CRC had found what it thought was the perfect location, but now it needed a buyer. Never short on capital, CRC prefers to rent rather than buy property: lower overhead and initial investment, higher return. In Emery, it found the perfect landlord.
He was quickly convinced to purchase the property. The plan was simple. He would buy the building, remodel it to state standards, and get rent checks from CRC for $6600 a month for the next ten years.
It seemed like a win-win situation. CRC found a cheap way to set up shop in Maine and Emery found a treatment provider for his son, not to mention the substantial monthly rent check he was slated to receive. But Emery got more than he bargained for.
The Bain Capital-owned CRC Health Corporation first proposed a methadone clinic in a Warren schoolhouse.
BEHIND CLOSED DOORS
"If I could have seen the future, I wouldn't have gotten so excited for them," Emery says. "I'm a developer, I've done this my whole life, [but] I wouldn't have purchased it. I would have got somebody else. I just was so excited for them because they were so excited. They said 'What can you do for us?' We had the tools, so I went forward."
Emery says that CRC wanted to begin the process in private before dealing with the anticipated local opposition. In a closed-door session, Warren selectmen were told that the building would be home to a methadone clinic.
When the plans did go public, Warren residents were in an uproar.
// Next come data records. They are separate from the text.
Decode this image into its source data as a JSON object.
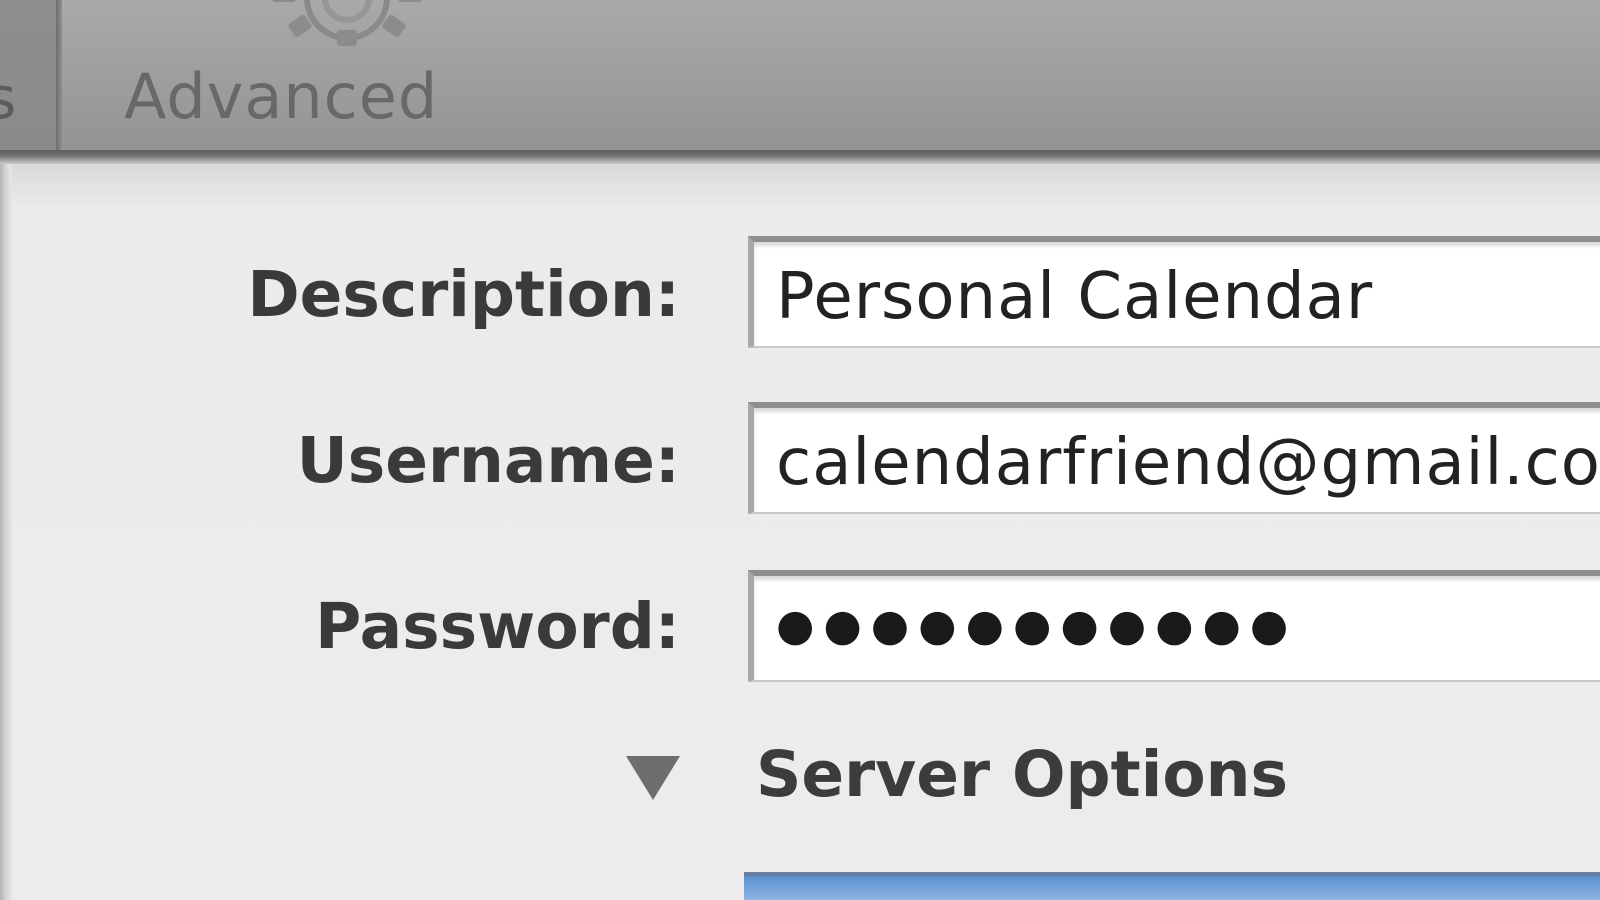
{
  "toolbar": {
    "previous_label_fragment": "s",
    "advanced_label": "Advanced",
    "advanced_icon": "gear-icon"
  },
  "form": {
    "description_label": "Description:",
    "description_value": "Personal Calendar",
    "username_label": "Username:",
    "username_value": "calendarfriend@gmail.co",
    "password_label": "Password:",
    "password_value": "●●●●●●●●●●●",
    "server_options_label": "Server Options",
    "server_options_icon": "disclosure-triangle-down-icon"
  },
  "colors": {
    "toolbar_bg": "#9f9f9f",
    "panel_bg": "#ececec",
    "selection_blue": "#6f9fdb"
  }
}
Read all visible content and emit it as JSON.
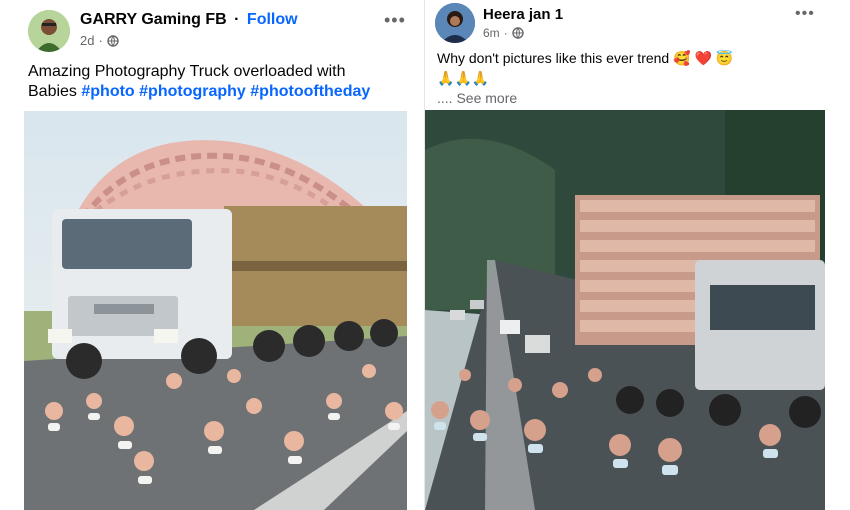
{
  "left_post": {
    "author": "GARRY Gaming FB",
    "separator": "·",
    "follow_label": "Follow",
    "time": "2d",
    "meta_separator": "·",
    "caption_line1": "Amazing Photography Truck overloaded with",
    "caption_line2_prefix": "Babies",
    "hashtags": [
      "#photo",
      "#photography",
      "#photooftheday"
    ],
    "more_icon": "more-horizontal-icon",
    "audience_icon": "globe-icon"
  },
  "right_post": {
    "author": "Heera jan 1",
    "time": "6m",
    "meta_separator": "·",
    "caption_text": "Why don't pictures like this ever trend",
    "caption_emoji": [
      "🥰",
      "❤️",
      "😇"
    ],
    "caption_line2_emoji": [
      "🙏",
      "🙏",
      "🙏"
    ],
    "see_more_prefix": "....",
    "see_more_label": "See more",
    "more_icon": "more-horizontal-icon",
    "audience_icon": "globe-icon"
  },
  "colors": {
    "link_blue": "#0866ff",
    "secondary_text": "#65676b",
    "primary_text": "#050505"
  }
}
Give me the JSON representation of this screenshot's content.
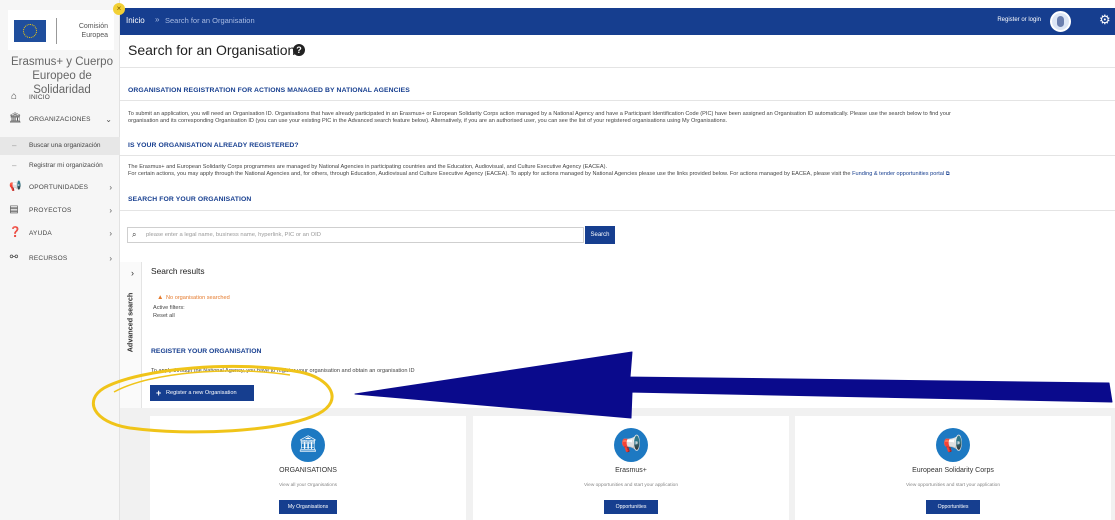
{
  "sidebar": {
    "org_name": "Comisión Europea",
    "app_title": "Erasmus+ y Cuerpo Europeo de Solidaridad",
    "items": [
      {
        "label": "INICIO",
        "icon": "home-icon",
        "has_chevron": false
      },
      {
        "label": "ORGANIZACIONES",
        "icon": "institution-icon",
        "has_chevron": true
      },
      {
        "label": "OPORTUNIDADES",
        "icon": "megaphone-icon",
        "has_chevron": true
      },
      {
        "label": "PROYECTOS",
        "icon": "projects-icon",
        "has_chevron": true
      },
      {
        "label": "AYUDA",
        "icon": "help-icon",
        "has_chevron": true
      },
      {
        "label": "RECURSOS",
        "icon": "resources-icon",
        "has_chevron": true
      }
    ],
    "subitems": [
      {
        "label": "Buscar una organización",
        "active": true
      },
      {
        "label": "Registrar mi organización",
        "active": false
      }
    ]
  },
  "topbar": {
    "home": "Inicio",
    "separator": "»",
    "current": "Search for an Organisation",
    "register_login": "Register or login"
  },
  "main": {
    "title": "Search for an Organisation",
    "section1_head": "ORGANISATION REGISTRATION FOR ACTIONS MANAGED BY NATIONAL AGENCIES",
    "section1_text_1": "To submit an application, you will need an Organisation ID. Organisations that have already participated in an Erasmus+ or European Solidarity Corps action managed by a National Agency and have a Participant Identification Code (PIC) have been assigned an Organisation ID automatically. Please use the search below to find your",
    "section1_text_2": "organisation and its corresponding Organisation ID (you can use your existing PIC in the Advanced search feature below). Alternatively, if you are an authorised user, you can see the list of your registered organisations using My Organisations.",
    "section2_head": "IS YOUR ORGANISATION ALREADY REGISTERED?",
    "section2_text_1": "The Erasmus+ and European Solidarity Corps programmes are managed by National Agencies in participating countries and the Education, Audiovisual, and Culture Executive Agency (EACEA).",
    "section2_text_2": "For certain actions, you may apply through the National Agencies and, for others, through Education, Audiovisual and Culture Executive Agency (EACEA). To apply for actions managed by National Agencies please use the links provided below. For actions managed by EACEA, please visit the",
    "section2_link": "Funding & tender opportunities portal",
    "section3_head": "SEARCH FOR YOUR ORGANISATION",
    "search_placeholder": "please enter a legal name, business name, hyperlink, PIC or an OID",
    "search_button": "Search",
    "advanced_search": "Advanced search",
    "results_title": "Search results",
    "no_org": "No organisation searched",
    "active_filters": "Active filters:",
    "reset_all": "Reset all",
    "register_head": "REGISTER YOUR ORGANISATION",
    "register_text": "To apply through the National Agency, you have to register your organisation and obtain an organisation ID",
    "register_button": "Register a new Organisation"
  },
  "cards": [
    {
      "title": "ORGANISATIONS",
      "subtitle": "View all your Organisations",
      "button": "My Organisations",
      "icon": "institution-icon"
    },
    {
      "title": "Erasmus+",
      "subtitle": "View opportunities and start your application",
      "button": "Opportunities",
      "icon": "megaphone-icon"
    },
    {
      "title": "European Solidarity Corps",
      "subtitle": "View opportunities and start your application",
      "button": "Opportunities",
      "icon": "megaphone-icon"
    }
  ],
  "colors": {
    "brand_blue": "#163e8f",
    "icon_blue": "#1d79c2",
    "warning": "#e57b2e",
    "annotation_arrow": "#0a0a8c",
    "annotation_ellipse": "#f0c419"
  }
}
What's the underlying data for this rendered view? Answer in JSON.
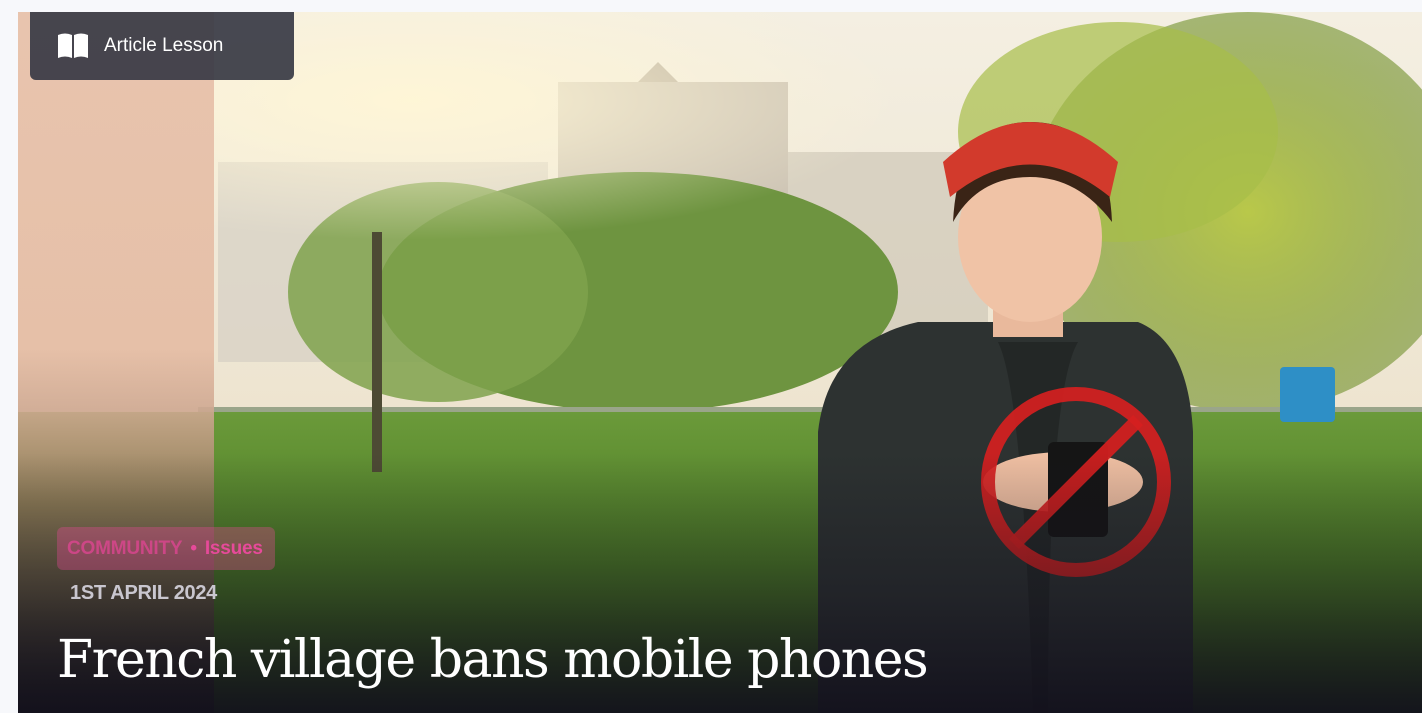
{
  "lesson_tag": {
    "label": "Article Lesson",
    "icon": "open-book-icon"
  },
  "article": {
    "category": "COMMUNITY",
    "subcategory": "Issues",
    "separator": "•",
    "date": "1ST APRIL 2024",
    "title": "French village bans mobile phones"
  },
  "hero_image": {
    "overlay_icon": "no-phone-prohibited-icon"
  },
  "colors": {
    "tag_background": "#373a44",
    "category_pill": "#ec4899",
    "prohibited_sign": "#d61f1f",
    "peach_strip": "#e8c4ae"
  }
}
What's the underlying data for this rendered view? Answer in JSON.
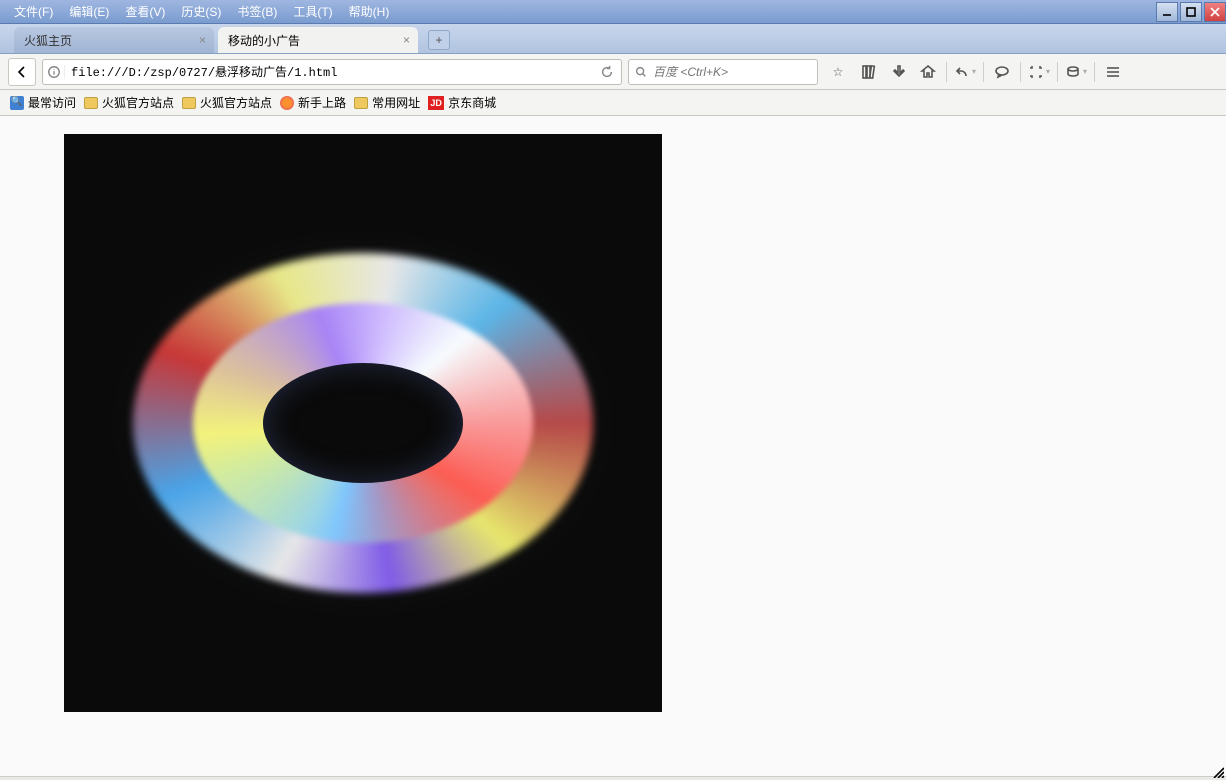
{
  "menus": {
    "file": "文件(F)",
    "edit": "编辑(E)",
    "view": "查看(V)",
    "history": "历史(S)",
    "bookmarks": "书签(B)",
    "tools": "工具(T)",
    "help": "帮助(H)"
  },
  "tabs": {
    "inactive_title": "火狐主页",
    "active_title": "移动的小广告"
  },
  "url": {
    "value": "file:///D:/zsp/0727/悬浮移动广告/1.html"
  },
  "search": {
    "placeholder": "百度 <Ctrl+K>"
  },
  "bookmarks": {
    "most_visited": "最常访问",
    "firefox_sites": "火狐官方站点",
    "firefox_sites2": "火狐官方站点",
    "newbie": "新手上路",
    "common_sites": "常用网址",
    "jd_label": "京东商城",
    "jd_badge": "JD"
  }
}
They felt deceived and worried about the possible impacts of a high-volume methadone clinic, slated to serve 300 patients a day, on their rural community with a population under 5000.
Under pressure from local residents, the town quickly voided the sale of the building and enacted a six-month moratorium on methadone clinics. This knee-jerk reaction was Warren's attempt to buy time.
"This is a small town," says 20-year Warren resident Terry Walsh. "The selectmen are all volunteers. We have a garbage collector, a plumber, just regular people from the town, and I don't think they were any match for the lawyers and so on from CRC who came in. They were overwhelmed by the whole thing."
CRC responded by suing the town for violating the Americans with Disabilities Act, a civil-rights law intended to prohibit discrimination based on disability. A common-sense-defying lawsuit (filed on CRC's behalf by a Florida attorney) claimed that the town was discriminating against the company "and its patients" — of whom there are none yet, at least in Maine — because the temporary moratorium specifically banned methadone clinics. The suit also claimed CRC would "suffer irreparable injury" if it were not allowed to open its business where it wanted to. Essentially, CRC was saying that its potential future patients were victims of discrimination that threatened the company's prospective profits, and asking a judge to overturn the ban.
THINLY VEILED THREATS
After mediation between CRC and the town of Warren, CRC agreed to hold off on the lawsuit if Warren would consider approving a different location for a clinic.
The threat of the lawsuit now loomed over the town and Emery became the fall guy.